United States District Court, E.D. Tennessee
S. MATTICE, JR. UNITED STATES DISTRICT JUDGE.
inmate Tony Meeks has filed a motion to vacate, set aside, or
correct sentence pursuant to 28 U.S.C. § 2255.
Respondent has filed a response in opposition to the motion,
to which Meeks has replied. Having considered the pleadings
and the record, along with the relevant law, the Court finds
that it is unnecessary to hold an evidentiary
hearing, and Meeks' § 2255 motion will be
BACKGROUND FACTS AND PROCEDURAL HISTORY
2011, Meeks' pleaded guilty to conspiring to manufacture
and distribute at least 5 grams of methamphetamine and 50
grams of a mixture containing methamphetamine in violation of
21 U.S.C. §§ 846 and 841(a)(1), (b)(1)(B) [Doc. 116
in No. 4:11-CR-25]. His plea agreement contained a provision
waiving, with limited exceptions, Meeks' rights to file
an appeal or collateral attack [Id. at ¶ 14].
Based on his three prior Tennessee convictions involving
methamphetamine - specifically, manufacturing
methamphetamine, possessing methamphetamine with intent to
sell or deliver, and attempting to manufacture
methamphetamine - Meeks was classified as a career offender
with a United States Sentencing Guidelines
(“Guideline(s)”) range of 262 to 327 months'
imprisonment [Presentence Investigation Report
(“PSR”) at ¶¶ 26, 36-38, 63 in No.
4:11-CR-25]. Meeks was ultimately sentenced to 225
months' imprisonment [Doc. 165 in No. 4:11-CR-25]. Meeks
did not appeal.
about June 23, 2017, Meeks filed the instant § 2255
motion challenging his conviction and sentence in light of
the Supreme Court's decision in Mathis v. United
States, 136 S.Ct. 2243 (2016) [Doc. 1]. After being
ordered by this Court to file a response or other responsive
pleading, the United States filed its response on December 5,
2017 [Doc. 6]. Meeks thereafter submitted a reply to the
Government's response [Doc. 7]. This matter is ripe for
defendant has been convicted and exhausted his appeal rights,
a court may presume that “he stands fairly and finally
convicted.” United States v. Frady, 456 U.S.
152, 164 (1982). A court may grant relief under 28 U.S.C.
§ 2255, but the statute “does not encompass all
claimed errors in conviction and sentencing.”
United States v. Addonizio, 442 U.S. 178, 185
(1979). Rather, collateral attack limits a movant's
allegations to those of constitutional or jurisdictional
magnitude, or those containing factual or legal errors
“so fundamental as to render the entire proceeding
invalid.” Short v. United States, 471 F.3d
686, 691 (6th Cir. 2006) (citation omitted); see
also 28 U.S.C. § 2255(a).

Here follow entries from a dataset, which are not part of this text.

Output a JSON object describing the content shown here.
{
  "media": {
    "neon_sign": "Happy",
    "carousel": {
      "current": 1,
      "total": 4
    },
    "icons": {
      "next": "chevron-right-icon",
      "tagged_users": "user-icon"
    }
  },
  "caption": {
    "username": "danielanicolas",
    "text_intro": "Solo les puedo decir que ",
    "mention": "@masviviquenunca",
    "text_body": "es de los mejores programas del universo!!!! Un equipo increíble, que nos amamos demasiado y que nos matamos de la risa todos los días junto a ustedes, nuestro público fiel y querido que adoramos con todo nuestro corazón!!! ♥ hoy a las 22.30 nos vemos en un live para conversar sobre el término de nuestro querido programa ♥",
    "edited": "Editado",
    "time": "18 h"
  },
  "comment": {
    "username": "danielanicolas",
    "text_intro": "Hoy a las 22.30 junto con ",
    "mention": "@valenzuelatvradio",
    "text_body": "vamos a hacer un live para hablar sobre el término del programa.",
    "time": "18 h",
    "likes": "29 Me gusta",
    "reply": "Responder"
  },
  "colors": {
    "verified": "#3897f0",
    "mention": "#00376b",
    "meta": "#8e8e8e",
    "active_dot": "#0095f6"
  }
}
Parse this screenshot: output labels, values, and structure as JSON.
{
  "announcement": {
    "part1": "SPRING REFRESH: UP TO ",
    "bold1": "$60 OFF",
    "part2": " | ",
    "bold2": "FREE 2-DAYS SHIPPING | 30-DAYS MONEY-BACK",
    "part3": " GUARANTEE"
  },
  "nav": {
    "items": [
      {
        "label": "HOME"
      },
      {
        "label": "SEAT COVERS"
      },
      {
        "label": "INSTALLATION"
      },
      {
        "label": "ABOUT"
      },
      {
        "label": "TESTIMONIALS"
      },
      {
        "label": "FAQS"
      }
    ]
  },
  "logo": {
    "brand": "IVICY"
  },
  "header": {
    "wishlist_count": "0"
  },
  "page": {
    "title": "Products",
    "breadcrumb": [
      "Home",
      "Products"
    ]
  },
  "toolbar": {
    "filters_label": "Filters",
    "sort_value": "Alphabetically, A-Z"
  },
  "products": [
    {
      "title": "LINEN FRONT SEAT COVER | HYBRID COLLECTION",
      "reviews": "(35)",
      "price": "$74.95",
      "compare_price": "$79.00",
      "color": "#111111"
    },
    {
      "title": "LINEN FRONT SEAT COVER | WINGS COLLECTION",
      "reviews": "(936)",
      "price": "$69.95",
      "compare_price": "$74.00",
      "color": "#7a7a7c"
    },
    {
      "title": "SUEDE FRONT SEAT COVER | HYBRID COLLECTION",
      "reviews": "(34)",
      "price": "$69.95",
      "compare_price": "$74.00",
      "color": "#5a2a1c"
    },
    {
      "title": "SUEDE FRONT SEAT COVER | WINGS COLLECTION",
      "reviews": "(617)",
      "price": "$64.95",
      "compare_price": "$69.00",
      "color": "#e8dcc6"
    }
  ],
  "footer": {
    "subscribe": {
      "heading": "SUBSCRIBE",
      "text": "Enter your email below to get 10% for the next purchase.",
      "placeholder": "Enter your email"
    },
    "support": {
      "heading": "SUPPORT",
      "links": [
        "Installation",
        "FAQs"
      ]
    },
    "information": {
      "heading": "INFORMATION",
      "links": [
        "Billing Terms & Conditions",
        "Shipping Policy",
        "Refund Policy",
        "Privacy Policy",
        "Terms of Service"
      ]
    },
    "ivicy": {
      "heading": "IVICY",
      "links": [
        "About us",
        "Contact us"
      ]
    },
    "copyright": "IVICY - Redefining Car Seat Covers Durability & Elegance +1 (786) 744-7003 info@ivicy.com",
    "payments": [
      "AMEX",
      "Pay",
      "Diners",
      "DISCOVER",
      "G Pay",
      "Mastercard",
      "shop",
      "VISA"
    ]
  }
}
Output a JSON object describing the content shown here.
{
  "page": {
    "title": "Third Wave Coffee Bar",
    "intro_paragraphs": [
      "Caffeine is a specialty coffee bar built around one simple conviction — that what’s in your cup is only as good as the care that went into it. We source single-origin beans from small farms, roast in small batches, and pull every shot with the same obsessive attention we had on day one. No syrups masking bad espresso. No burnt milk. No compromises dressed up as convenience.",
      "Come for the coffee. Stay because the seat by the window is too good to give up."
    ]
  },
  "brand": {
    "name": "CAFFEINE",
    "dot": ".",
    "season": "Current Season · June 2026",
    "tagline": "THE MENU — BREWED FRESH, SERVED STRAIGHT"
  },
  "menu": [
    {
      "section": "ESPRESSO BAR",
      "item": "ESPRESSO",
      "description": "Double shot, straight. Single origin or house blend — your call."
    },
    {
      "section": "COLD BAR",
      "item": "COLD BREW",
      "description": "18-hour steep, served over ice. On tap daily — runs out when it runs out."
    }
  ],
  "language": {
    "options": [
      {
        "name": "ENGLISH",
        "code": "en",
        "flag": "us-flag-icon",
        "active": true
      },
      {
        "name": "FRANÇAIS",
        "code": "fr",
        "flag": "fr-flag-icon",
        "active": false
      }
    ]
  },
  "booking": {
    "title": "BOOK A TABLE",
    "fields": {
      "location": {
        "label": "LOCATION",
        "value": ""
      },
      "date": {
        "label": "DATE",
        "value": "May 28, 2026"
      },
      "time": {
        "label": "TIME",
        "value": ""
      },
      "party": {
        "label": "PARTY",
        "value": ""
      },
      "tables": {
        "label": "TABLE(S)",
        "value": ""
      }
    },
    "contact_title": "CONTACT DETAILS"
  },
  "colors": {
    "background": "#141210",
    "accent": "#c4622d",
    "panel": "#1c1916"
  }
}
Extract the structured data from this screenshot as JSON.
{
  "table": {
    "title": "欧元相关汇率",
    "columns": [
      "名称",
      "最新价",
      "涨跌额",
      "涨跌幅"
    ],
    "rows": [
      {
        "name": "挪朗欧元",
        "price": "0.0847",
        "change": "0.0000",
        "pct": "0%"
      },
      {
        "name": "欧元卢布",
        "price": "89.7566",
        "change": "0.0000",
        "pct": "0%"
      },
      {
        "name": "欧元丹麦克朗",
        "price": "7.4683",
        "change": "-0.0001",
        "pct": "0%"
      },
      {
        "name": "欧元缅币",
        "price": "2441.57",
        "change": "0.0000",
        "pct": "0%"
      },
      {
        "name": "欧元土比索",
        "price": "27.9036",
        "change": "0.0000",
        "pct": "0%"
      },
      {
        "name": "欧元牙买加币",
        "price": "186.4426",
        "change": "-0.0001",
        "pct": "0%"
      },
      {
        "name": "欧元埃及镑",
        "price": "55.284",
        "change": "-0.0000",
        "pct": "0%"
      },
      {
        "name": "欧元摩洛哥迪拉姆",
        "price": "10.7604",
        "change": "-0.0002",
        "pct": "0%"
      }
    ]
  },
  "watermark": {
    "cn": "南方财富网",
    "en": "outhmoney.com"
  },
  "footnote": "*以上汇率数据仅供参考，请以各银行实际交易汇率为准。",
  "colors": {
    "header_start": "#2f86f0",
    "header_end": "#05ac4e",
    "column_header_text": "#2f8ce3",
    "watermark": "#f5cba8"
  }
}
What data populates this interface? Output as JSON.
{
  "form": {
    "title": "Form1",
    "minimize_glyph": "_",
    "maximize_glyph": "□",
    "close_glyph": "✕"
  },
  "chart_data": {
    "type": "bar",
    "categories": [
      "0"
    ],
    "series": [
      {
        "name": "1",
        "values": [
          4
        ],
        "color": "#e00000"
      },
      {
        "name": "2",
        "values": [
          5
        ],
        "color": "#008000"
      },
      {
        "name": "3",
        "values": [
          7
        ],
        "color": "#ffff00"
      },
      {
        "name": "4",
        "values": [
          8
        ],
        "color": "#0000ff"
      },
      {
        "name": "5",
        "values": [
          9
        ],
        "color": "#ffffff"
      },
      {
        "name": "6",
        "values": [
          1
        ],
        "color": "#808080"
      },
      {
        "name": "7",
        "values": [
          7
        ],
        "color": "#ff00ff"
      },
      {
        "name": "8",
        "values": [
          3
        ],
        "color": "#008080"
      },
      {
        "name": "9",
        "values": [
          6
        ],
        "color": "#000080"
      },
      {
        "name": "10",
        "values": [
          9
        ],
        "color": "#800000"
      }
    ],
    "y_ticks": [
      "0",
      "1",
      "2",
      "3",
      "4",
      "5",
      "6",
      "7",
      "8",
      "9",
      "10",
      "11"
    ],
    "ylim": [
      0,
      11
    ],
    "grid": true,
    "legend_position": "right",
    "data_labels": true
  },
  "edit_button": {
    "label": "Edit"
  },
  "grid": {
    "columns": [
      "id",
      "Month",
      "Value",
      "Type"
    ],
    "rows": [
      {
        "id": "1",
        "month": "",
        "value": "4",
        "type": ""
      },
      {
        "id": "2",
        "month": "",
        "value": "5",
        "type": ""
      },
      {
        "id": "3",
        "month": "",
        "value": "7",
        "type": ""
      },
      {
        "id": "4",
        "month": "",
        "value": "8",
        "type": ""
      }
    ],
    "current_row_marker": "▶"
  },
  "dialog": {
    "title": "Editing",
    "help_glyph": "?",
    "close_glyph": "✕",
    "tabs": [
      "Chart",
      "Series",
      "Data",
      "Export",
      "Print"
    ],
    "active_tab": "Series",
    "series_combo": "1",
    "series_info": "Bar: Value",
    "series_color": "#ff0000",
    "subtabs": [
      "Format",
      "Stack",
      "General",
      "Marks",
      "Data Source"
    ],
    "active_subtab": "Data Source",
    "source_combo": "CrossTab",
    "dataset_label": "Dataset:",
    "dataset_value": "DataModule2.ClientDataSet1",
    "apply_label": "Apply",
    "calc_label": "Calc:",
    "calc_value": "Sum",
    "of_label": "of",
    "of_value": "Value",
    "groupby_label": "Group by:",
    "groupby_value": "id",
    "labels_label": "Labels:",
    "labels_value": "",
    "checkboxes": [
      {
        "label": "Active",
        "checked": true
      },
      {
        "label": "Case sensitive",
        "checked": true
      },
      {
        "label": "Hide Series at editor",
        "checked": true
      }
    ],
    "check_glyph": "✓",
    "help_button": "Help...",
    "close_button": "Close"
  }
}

plea agreement, Meeks expressly “waive[d] the right to
file any motions or pleadings pursuant to 28 U.S.C. §
2255” with the exception of “claims of
ineffective assistance of counsel or prosecutorial
misconduct” [Doc. 116 in No. 4:11-CR-25]. The excepted
claims are not at issue here.
knowing and voluntary waiver of § 2255 claims is
enforceable. Davila v. United States, 258 F.3d 448,
450-51 (6th Cir. 2001). There is no dispute that Meeks
entered into a knowing and voluntary plea agreement.
Therefore, Meeks' claims are barred by his § 2255
irrelevant that Meeks entered into his waiver before
Mathis was decided. After all, a “plea
agreement allocates risk, and the possibility of a favorable
change in the law after a plea is simply one of the risks
that accompanies pleas and plea agreements.”
Slusser v. United States, 895 F.3d 437, 440 (6th
Cir. 2018) (citation and quotation marks omitted).
Accordingly, Meeks has waived his right to challenge his
sentence under the reasoning of Mathis.
an abundance of caution, the Court considers the merits of
Meeks' arguments. Meeks disputes his career-offender
classification, contending that his prior Tennessee felony
drug convictions are no longer career-offender predicates
after the Supreme Court's decision in Mathis,
because the elements of the offense under the statute ...